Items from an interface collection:
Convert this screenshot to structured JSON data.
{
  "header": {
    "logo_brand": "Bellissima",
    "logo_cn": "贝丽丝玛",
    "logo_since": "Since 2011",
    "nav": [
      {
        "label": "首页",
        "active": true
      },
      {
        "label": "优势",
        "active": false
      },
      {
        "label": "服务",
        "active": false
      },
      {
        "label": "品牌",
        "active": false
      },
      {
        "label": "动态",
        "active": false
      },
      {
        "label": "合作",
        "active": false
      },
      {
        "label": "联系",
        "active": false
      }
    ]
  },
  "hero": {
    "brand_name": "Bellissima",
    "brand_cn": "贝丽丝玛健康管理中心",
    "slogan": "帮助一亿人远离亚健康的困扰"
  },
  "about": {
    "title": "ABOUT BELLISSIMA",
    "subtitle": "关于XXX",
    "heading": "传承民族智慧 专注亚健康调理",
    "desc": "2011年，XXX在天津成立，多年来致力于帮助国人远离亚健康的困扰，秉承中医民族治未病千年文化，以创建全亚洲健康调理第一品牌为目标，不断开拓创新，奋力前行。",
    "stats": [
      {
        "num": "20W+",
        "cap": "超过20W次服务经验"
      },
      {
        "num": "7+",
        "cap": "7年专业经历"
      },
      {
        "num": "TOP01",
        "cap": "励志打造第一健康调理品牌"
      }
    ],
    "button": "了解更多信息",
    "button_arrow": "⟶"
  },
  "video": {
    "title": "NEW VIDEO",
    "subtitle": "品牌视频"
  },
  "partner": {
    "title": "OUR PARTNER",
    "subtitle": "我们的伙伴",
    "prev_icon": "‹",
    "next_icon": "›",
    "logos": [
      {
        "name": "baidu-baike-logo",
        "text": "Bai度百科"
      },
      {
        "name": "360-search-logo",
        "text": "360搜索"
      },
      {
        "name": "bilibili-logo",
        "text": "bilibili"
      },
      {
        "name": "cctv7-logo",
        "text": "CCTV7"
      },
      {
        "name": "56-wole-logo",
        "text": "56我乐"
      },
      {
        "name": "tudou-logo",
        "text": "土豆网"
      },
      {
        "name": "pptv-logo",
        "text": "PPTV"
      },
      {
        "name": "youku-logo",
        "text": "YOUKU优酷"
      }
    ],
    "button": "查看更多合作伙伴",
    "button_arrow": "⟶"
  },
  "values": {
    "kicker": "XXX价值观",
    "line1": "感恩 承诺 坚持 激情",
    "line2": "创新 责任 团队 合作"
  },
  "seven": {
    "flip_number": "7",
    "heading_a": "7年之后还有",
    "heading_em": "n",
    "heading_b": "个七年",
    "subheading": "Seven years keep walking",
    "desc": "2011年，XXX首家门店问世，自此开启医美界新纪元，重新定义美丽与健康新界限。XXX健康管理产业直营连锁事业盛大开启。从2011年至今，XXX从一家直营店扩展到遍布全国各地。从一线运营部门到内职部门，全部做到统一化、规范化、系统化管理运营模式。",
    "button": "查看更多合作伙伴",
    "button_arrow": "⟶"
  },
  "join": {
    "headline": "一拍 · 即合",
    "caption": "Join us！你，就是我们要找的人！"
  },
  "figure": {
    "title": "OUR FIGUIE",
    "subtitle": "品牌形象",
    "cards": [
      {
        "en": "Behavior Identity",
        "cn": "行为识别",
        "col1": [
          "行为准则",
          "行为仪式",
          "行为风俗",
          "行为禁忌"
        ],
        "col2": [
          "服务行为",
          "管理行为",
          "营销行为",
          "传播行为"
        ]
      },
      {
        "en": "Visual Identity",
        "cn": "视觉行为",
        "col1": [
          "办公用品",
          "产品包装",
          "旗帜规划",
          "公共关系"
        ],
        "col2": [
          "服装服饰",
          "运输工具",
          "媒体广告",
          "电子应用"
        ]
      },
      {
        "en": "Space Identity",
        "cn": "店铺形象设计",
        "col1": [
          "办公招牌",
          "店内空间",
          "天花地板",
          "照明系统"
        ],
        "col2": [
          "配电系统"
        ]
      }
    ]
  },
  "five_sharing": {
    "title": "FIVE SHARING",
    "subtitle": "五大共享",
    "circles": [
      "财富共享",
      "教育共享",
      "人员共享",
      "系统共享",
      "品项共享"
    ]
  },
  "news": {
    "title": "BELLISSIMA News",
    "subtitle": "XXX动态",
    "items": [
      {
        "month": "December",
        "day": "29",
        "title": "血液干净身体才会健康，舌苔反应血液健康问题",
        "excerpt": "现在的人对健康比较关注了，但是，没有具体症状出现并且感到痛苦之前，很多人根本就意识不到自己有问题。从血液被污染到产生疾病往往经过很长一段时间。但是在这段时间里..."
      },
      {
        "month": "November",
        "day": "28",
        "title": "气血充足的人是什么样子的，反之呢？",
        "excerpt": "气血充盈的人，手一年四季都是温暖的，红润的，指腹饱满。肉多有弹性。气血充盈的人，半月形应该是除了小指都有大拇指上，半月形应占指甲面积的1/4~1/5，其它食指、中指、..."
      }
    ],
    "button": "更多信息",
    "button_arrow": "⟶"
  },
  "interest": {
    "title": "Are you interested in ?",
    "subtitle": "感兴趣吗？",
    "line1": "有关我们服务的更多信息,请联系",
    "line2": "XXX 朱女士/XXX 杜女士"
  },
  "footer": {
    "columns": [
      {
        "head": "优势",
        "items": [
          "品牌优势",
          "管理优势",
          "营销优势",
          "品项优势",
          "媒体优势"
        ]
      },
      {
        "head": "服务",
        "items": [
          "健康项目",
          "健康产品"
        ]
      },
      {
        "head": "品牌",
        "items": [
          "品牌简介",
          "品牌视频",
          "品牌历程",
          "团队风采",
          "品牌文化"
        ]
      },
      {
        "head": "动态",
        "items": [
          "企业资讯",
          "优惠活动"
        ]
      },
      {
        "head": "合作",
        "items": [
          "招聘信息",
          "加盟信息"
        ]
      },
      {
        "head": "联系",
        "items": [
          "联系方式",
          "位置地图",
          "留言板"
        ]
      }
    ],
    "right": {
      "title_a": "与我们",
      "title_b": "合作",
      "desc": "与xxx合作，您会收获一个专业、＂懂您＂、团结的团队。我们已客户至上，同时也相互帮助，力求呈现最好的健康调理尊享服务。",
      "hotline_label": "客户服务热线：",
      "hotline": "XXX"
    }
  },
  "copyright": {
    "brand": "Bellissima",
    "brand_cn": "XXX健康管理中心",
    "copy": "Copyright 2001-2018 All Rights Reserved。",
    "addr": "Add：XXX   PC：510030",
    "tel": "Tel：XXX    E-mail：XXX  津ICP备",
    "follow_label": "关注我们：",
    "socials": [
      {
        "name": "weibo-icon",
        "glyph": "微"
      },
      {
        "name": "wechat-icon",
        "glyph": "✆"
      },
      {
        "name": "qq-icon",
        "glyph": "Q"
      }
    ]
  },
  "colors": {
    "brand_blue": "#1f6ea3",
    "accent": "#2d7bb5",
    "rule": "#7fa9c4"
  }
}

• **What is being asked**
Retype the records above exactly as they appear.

• **Written response**
Convert this screenshot to structured JSON data.
{
  "header": {
    "logo_brand": "Bellissima",
    "logo_cn": "贝丽丝玛",
    "logo_since": "Since 2011",
    "nav": [
      {
        "label": "首页",
        "active": true
      },
      {
        "label": "优势",
        "active": false
      },
      {
        "label": "服务",
        "active": false
      },
      {
        "label": "品牌",
        "active": false
      },
      {
        "label": "动态",
        "active": false
      },
      {
        "label": "合作",
        "active": false
      },
      {
        "label": "联系",
        "active": false
      }
    ]
  },
  "hero": {
    "brand_name": "Bellissima",
    "brand_cn": "贝丽丝玛健康管理中心",
    "slogan": "帮助一亿人远离亚健康的困扰"
  },
  "about": {
    "title": "ABOUT BELLISSIMA",
    "subtitle": "关于XXX",
    "heading": "传承民族智慧 专注亚健康调理",
    "desc": "2011年，XXX在天津成立，多年来致力于帮助国人远离亚健康的困扰，秉承中医民族治未病千年文化，以创建全亚洲健康调理第一品牌为目标，不断开拓创新，奋力前行。",
    "stats": [
      {
        "num": "20W+",
        "cap": "超过20W次服务经验"
      },
      {
        "num": "7+",
        "cap": "7年专业经历"
      },
      {
        "num": "TOP01",
        "cap": "励志打造第一健康调理品牌"
      }
    ],
    "button": "了解更多信息",
    "button_arrow": "⟶"
  },
  "video": {
    "title": "NEW VIDEO",
    "subtitle": "品牌视频"
  },
  "partner": {
    "title": "OUR PARTNER",
    "subtitle": "我们的伙伴",
    "prev_icon": "‹",
    "next_icon": "›",
    "logos": [
      {
        "name": "baidu-baike-logo",
        "text": "Bai度百科"
      },
      {
        "name": "360-search-logo",
        "text": "360搜索"
      },
      {
        "name": "bilibili-logo",
        "text": "bilibili"
      },
      {
        "name": "cctv7-logo",
        "text": "CCTV7"
      },
      {
        "name": "56-wole-logo",
        "text": "56我乐"
      },
      {
        "name": "tudou-logo",
        "text": "土豆网"
      },
      {
        "name": "pptv-logo",
        "text": "PPTV"
      },
      {
        "name": "youku-logo",
        "text": "YOUKU优酷"
      }
    ],
    "button": "查看更多合作伙伴",
    "button_arrow": "⟶"
  },
  "values": {
    "kicker": "XXX价值观",
    "line1": "感恩 承诺 坚持 激情",
    "line2": "创新 责任 团队 合作"
  },
  "seven": {
    "flip_number": "7",
    "heading_a": "7年之后还有",
    "heading_em": "n",
    "heading_b": "个七年",
    "subheading": "Seven years keep walking",
    "desc": "2011年，XXX首家门店问世，自此开启医美界新纪元，重新定义美丽与健康新界限。XXX健康管理产业直营连锁事业盛大开启。从2011年至今，XXX从一家直营店扩展到遍布全国各地。从一线运营部门到内职部门，全部做到统一化、规范化、系统化管理运营模式。",
    "button": "查看更多合作伙伴",
    "button_arrow": "⟶"
  },
  "join": {
    "headline": "一拍 · 即合",
    "caption": "Join us！你，就是我们要找的人！"
  },
  "figure": {
    "title": "OUR FIGUIE",
    "subtitle": "品牌形象",
    "cards": [
      {
        "en": "Behavior Identity",
        "cn": "行为识别",
        "col1": [
          "行为准则",
          "行为仪式",
          "行为风俗",
          "行为禁忌"
        ],
        "col2": [
          "服务行为",
          "管理行为",
          "营销行为",
          "传播行为"
        ]
      },
      {
        "en": "Visual Identity",
        "cn": "视觉行为",
        "col1": [
          "办公用品",
          "产品包装",
          "旗帜规划",
          "公共关系"
        ],
        "col2": [
          "服装服饰",
          "运输工具",
          "媒体广告",
          "电子应用"
        ]
      },
      {
        "en": "Space Identity",
        "cn": "店铺形象设计",
        "col1": [
          "办公招牌",
          "店内空间",
          "天花地板",
          "照明系统"
        ],
        "col2": [
          "配电系统"
        ]
      }
    ]
  },
  "five_sharing": {
    "title": "FIVE SHARING",
    "subtitle": "五大共享",
    "circles": [
      "财富共享",
      "教育共享",
      "人员共享",
      "系统共享",
      "品项共享"
    ]
  },
  "news": {
    "title": "BELLISSIMA News",
    "subtitle": "XXX动态",
    "items": [
      {
        "month": "December",
        "day": "29",
        "title": "血液干净身体才会健康，舌苔反应血液健康问题",
        "excerpt": "现在的人对健康比较关注了，但是，没有具体症状出现并且感到痛苦之前，很多人根本就意识不到自己有问题。从血液被污染到产生疾病往往经过很长一段时间。但是在这段时间里..."
      },
      {
        "month": "November",
        "day": "28",
        "title": "气血充足的人是什么样子的，反之呢？",
        "excerpt": "气血充盈的人，手一年四季都是温暖的，红润的，指腹饱满。肉多有弹性。气血充盈的人，半月形应该是除了小指都有大拇指上，半月形应占指甲面积的1/4~1/5，其它食指、中指、..."
      }
    ],
    "button": "更多信息",
    "button_arrow": "⟶"
  },
  "interest": {
    "title": "Are you interested in ?",
    "subtitle": "感兴趣吗？",
    "line1": "有关我们服务的更多信息,请联系",
    "line2": "XXX 朱女士/XXX 杜女士"
  },
  "footer": {
    "columns": [
      {
        "head": "优势",
        "items": [
          "品牌优势",
          "管理优势",
          "营销优势",
          "品项优势",
          "媒体优势"
        ]
      },
      {
        "head": "服务",
        "items": [
          "健康项目",
          "健康产品"
        ]
      },
      {
        "head": "品牌",
        "items": [
          "品牌简介",
          "品牌视频",
          "品牌历程",
          "团队风采",
          "品牌文化"
        ]
      },
      {
        "head": "动态",
        "items": [
          "企业资讯",
          "优惠活动"
        ]
      },
      {
        "head": "合作",
        "items": [
          "招聘信息",
          "加盟信息"
        ]
      },
      {
        "head": "联系",
        "items": [
          "联系方式",
          "位置地图",
          "留言板"
        ]
      }
    ],
    "right": {
      "title_a": "与我们",
      "title_b": "合作",
      "desc": "与xxx合作，您会收获一个专业、＂懂您＂、团结的团队。我们已客户至上，同时也相互帮助，力求呈现最好的健康调理尊享服务。",
      "hotline_label": "客户服务热线：",
      "hotline": "XXX"
    }
  },
  "copyright": {
    "brand": "Bellissima",
    "brand_cn": "XXX健康管理中心",
    "copy": "Copyright 2001-2018 All Rights Reserved。",
    "addr": "Add：XXX   PC：510030",
    "tel": "Tel：XXX    E-mail：XXX  津ICP备",
    "follow_label": "关注我们：",
    "socials": [
      {
        "name": "weibo-icon",
        "glyph": "微"
      },
      {
        "name": "wechat-icon",
        "glyph": "✆"
      },
      {
        "name": "qq-icon",
        "glyph": "Q"
      }
    ]
  },
  "colors": {
    "brand_blue": "#1f6ea3",
    "accent": "#2d7bb5",
    "rule": "#7fa9c4"
  }
}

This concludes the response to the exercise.